DATA PROVIDED |

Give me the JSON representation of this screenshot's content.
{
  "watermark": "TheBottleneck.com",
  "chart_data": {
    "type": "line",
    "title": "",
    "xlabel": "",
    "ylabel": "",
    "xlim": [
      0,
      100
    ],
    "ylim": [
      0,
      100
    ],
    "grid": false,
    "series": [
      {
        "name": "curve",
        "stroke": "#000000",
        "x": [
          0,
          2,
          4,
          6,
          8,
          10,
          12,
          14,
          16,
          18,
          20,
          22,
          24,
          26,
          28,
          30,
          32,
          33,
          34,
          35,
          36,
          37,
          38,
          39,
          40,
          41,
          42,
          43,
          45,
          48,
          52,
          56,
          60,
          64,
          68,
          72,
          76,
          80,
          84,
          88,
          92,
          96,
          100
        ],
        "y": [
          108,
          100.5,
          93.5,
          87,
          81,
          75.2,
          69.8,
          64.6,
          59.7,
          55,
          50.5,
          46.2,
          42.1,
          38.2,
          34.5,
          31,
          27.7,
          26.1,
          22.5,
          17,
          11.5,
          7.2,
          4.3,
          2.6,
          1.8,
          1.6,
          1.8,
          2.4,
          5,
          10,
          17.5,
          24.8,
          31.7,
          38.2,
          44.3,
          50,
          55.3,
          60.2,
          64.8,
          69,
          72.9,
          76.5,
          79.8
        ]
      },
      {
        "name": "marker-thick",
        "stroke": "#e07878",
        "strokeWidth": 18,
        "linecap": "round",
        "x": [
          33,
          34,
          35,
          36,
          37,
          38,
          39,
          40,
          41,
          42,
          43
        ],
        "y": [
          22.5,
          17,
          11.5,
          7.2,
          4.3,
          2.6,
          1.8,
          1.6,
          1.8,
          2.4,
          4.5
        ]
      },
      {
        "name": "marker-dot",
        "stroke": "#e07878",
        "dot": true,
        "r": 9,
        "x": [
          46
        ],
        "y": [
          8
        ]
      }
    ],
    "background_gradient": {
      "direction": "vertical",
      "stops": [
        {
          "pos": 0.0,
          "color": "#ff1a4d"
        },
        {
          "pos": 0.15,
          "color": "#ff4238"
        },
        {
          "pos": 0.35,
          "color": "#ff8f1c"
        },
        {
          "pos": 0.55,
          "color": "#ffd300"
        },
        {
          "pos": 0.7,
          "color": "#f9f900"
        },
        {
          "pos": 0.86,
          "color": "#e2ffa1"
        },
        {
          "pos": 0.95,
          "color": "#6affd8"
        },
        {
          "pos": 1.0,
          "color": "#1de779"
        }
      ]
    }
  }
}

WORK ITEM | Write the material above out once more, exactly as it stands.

EXERCISE RESPONSE |
Give me the JSON representation of this screenshot's content.
{
  "watermark": "TheBottleneck.com",
  "chart_data": {
    "type": "line",
    "title": "",
    "xlabel": "",
    "ylabel": "",
    "xlim": [
      0,
      100
    ],
    "ylim": [
      0,
      100
    ],
    "grid": false,
    "series": [
      {
        "name": "curve",
        "stroke": "#000000",
        "x": [
          0,
          2,
          4,
          6,
          8,
          10,
          12,
          14,
          16,
          18,
          20,
          22,
          24,
          26,
          28,
          30,
          32,
          33,
          34,
          35,
          36,
          37,
          38,
          39,
          40,
          41,
          42,
          43,
          45,
          48,
          52,
          56,
          60,
          64,
          68,
          72,
          76,
          80,
          84,
          88,
          92,
          96,
          100
        ],
        "y": [
          108,
          100.5,
          93.5,
          87,
          81,
          75.2,
          69.8,
          64.6,
          59.7,
          55,
          50.5,
          46.2,
          42.1,
          38.2,
          34.5,
          31,
          27.7,
          26.1,
          22.5,
          17,
          11.5,
          7.2,
          4.3,
          2.6,
          1.8,
          1.6,
          1.8,
          2.4,
          5,
          10,
          17.5,
          24.8,
          31.7,
          38.2,
          44.3,
          50,
          55.3,
          60.2,
          64.8,
          69,
          72.9,
          76.5,
          79.8
        ]
      },
      {
        "name": "marker-thick",
        "stroke": "#e07878",
        "strokeWidth": 18,
        "linecap": "round",
        "x": [
          33,
          34,
          35,
          36,
          37,
          38,
          39,
          40,
          41,
          42,
          43
        ],
        "y": [
          22.5,
          17,
          11.5,
          7.2,
          4.3,
          2.6,
          1.8,
          1.6,
          1.8,
          2.4,
          4.5
        ]
      },
      {
        "name": "marker-dot",
        "stroke": "#e07878",
        "dot": true,
        "r": 9,
        "x": [
          46
        ],
        "y": [
          8
        ]
      }
    ],
    "background_gradient": {
      "direction": "vertical",
      "stops": [
        {
          "pos": 0.0,
          "color": "#ff1a4d"
        },
        {
          "pos": 0.15,
          "color": "#ff4238"
        },
        {
          "pos": 0.35,
          "color": "#ff8f1c"
        },
        {
          "pos": 0.55,
          "color": "#ffd300"
        },
        {
          "pos": 0.7,
          "color": "#f9f900"
        },
        {
          "pos": 0.86,
          "color": "#e2ffa1"
        },
        {
          "pos": 0.95,
          "color": "#6affd8"
        },
        {
          "pos": 1.0,
          "color": "#1de779"
        }
      ]
    }
  }
}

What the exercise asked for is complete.